● Aim of the exercise
An exact restatement of all the data is required, with the pictures left out.

● Given records
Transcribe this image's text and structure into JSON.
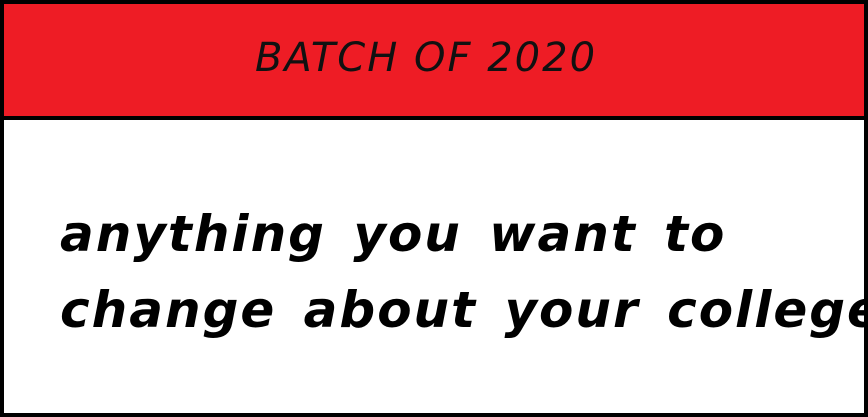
{
  "header": {
    "title": "BATCH OF 2020",
    "background_color": "#ee1c25"
  },
  "prompt": {
    "lines": [
      "anything you want to",
      "change about your college"
    ]
  },
  "colors": {
    "border": "#000000",
    "text": "#000000",
    "body_background": "#ffffff"
  }
}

● Solved problem
Transcribe this image's text and structure into JSON.
{
  "header": {
    "title": "BATCH OF 2020",
    "background_color": "#ee1c25"
  },
  "prompt": {
    "lines": [
      "anything you want to",
      "change about your college"
    ]
  },
  "colors": {
    "border": "#000000",
    "text": "#000000",
    "body_background": "#ffffff"
  }
}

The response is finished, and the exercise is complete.